The article, written by former Pakistan skipper Shahid Afridi, was originally published on icc-cricket.com.
Any team that takes Pakistan lightly takes a massive risk since the Men in Green have this amazing ability of bouncing back from the pits. For the umpteenth time, they have risen, registering a most unexpected win against top-ranked South Africa.
This was surely a different Pakistani team to the one that had turned up against India last Sunday. One could sense from the outset that the players were switched on for the big game that they had to win at all cost to remain in contention for the semi-finals.
I think the conditions at Edgbaston suited Pakistan and the bowlers made full use of a slow wicket where run-making wasn’t a straight forward task. A lot of credit goes to the spin bowling combination of Imad Wasim and Mohammad Hafeez who got the crucial initial breakthroughs to peg back the Proteas. Imad and Hafeez bowled immaculate lines and their lengths were also spot-on.
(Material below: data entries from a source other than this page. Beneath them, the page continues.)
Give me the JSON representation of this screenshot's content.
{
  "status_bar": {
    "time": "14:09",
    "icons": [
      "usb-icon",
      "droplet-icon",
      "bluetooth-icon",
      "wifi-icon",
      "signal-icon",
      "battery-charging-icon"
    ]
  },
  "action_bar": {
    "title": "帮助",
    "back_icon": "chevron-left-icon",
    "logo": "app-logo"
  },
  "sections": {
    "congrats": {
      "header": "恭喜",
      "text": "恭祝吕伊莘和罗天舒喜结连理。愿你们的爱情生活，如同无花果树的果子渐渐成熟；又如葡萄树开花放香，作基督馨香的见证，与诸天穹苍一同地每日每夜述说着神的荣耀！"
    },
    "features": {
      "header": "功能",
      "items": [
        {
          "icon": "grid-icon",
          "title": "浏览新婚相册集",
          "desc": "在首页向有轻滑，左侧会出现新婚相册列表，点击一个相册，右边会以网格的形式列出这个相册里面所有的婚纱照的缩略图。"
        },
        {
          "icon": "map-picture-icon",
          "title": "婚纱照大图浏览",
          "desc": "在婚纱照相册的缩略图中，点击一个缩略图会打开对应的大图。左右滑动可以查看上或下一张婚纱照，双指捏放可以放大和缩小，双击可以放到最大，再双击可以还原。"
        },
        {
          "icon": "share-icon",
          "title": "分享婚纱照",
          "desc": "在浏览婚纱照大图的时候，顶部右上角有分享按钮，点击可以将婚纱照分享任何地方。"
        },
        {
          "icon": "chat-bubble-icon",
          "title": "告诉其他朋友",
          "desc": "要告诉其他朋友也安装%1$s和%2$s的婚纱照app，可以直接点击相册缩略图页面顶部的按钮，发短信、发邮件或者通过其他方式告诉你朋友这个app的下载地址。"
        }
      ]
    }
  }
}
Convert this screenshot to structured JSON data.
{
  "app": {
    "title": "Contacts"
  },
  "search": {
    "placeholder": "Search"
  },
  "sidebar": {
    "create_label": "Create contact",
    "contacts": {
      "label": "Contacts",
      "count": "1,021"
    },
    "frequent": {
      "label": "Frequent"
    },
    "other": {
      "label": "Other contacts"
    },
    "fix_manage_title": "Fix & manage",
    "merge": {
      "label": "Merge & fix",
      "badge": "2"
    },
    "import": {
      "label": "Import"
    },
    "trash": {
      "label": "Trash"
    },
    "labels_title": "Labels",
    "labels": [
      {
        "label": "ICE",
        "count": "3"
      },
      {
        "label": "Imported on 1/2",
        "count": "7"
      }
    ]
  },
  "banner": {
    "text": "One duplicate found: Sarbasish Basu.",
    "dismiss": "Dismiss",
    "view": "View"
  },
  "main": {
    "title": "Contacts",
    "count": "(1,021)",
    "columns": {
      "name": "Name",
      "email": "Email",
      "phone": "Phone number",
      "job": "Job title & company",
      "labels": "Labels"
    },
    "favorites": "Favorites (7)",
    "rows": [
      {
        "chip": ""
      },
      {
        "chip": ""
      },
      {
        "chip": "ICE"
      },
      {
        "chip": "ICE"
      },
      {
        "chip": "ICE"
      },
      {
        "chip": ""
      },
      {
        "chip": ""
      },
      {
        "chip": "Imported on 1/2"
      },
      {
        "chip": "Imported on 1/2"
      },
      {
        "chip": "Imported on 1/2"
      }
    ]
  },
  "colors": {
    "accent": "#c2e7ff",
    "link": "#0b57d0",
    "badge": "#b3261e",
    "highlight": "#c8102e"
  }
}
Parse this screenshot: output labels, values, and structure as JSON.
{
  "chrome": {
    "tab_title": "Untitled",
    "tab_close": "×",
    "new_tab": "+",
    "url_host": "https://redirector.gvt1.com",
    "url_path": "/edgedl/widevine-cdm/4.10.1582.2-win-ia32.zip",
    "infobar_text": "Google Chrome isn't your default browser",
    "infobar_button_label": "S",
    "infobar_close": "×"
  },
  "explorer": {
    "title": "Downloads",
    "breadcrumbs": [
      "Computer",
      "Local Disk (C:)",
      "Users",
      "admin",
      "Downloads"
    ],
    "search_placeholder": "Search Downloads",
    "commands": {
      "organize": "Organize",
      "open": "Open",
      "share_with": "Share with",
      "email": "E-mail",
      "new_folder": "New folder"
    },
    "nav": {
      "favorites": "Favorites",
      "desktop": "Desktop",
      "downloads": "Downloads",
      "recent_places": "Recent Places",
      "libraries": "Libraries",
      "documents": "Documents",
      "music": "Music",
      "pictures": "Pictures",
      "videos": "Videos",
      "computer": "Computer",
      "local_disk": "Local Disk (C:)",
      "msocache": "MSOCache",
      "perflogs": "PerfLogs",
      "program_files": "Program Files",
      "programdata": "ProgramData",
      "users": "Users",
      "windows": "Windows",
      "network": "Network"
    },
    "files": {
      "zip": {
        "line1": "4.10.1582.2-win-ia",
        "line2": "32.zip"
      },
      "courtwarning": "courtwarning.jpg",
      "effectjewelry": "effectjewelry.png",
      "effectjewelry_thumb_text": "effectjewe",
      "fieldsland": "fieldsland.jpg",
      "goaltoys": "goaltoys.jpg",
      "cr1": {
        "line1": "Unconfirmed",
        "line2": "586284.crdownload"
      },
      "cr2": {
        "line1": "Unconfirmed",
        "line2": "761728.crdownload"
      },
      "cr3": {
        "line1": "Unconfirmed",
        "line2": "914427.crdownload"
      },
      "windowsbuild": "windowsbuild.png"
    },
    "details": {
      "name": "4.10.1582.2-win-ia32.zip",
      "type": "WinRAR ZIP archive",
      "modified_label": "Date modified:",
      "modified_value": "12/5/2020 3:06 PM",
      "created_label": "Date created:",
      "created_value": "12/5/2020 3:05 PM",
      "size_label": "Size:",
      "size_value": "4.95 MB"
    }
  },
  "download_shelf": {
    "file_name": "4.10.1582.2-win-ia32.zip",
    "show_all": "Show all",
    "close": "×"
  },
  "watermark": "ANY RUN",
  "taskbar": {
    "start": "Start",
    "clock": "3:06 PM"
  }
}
Pakistan was definitely in the driver’s seat after dismissing Hashim Amla, Quinton de Kock and AB de Villiers cheaply. At that stage, young Hassan Ali bowled an inspired spell. Hassan came into the limelight during the first edition of the Pakistan Super League (PSL) where he represented my franchise Peshawar Zalmi. Hassan’s temperament impressed me greatly and today he bowled a sensational spell, making great use of the old ball, which was reversing considerably.
I don’t recall Pakistan fast bowlers delivering match-winning performances in recent years, hence Hassan’s three-wicket spell made me really happy. He is a mature bowler for his age, has decent pace and the ability of seaming the ball while he can also make the old ball reverse with impeccable control.
Hassan’s spell had reduced South Africa to 118 for six and at that juncture I felt that we could have rolled them over well under the 200-run mark.
The eventual score of 219 was in my opinion 20-30 runs more than what Sarfraz would have desired after the kind of start the bowlers had given. But having said that, I would like to appreciate David Miller for his fighting knock for South Africa which took his team past the 200-run mark.
Besides Hassan, the other positive was the batting of debutant Fakhar Zaman. The left-hander batted with a real degree of confidence in his maiden game and played some delightful shots against Wayne Parnell and Kagiso Rabada.
Fakhar has a bright future ahead of him if he can continue to play positively and with an uncluttered mind. Pakistan was jolted by two quick wickets but Hafeez and Babar Azam batted usefully to halt South Africa’s momentum.
Hafeez should have carried on after he had occupied the crease for a long time. Sometimes partnerships of 50-60 runs can go a long way, especially if the team is chasing a small target. Babar and Hafeez did play a vital role by calming the nerves of the dressing room but Hafeez should aim to contribute more significantly with the bat considering his vast experience at this level.
With the rain looming large, Shoaib Malik played a very important cameo which took the team past the DLS target. Malik has been a consistent performer in recent years and his breezy innings was crucial in the context of the game.
This win will surely raise the morale of the boys and I feel Pakistan can make it to the semi-finals if it continues to play positive cricket with an attacking and aggressive game plan against Sri Lanka in its last group match at Cardiff.
It is heartening to see Pakistan play the way it did and I hope it continues its good work and brings smiles on the faces of our passionate cricket fans. I also feel that Pakistan shouldn’t be ruled out of title contention anymore. The win today can make this side do some amazing things in the tournament. Once again write Pakistan off at your own peril!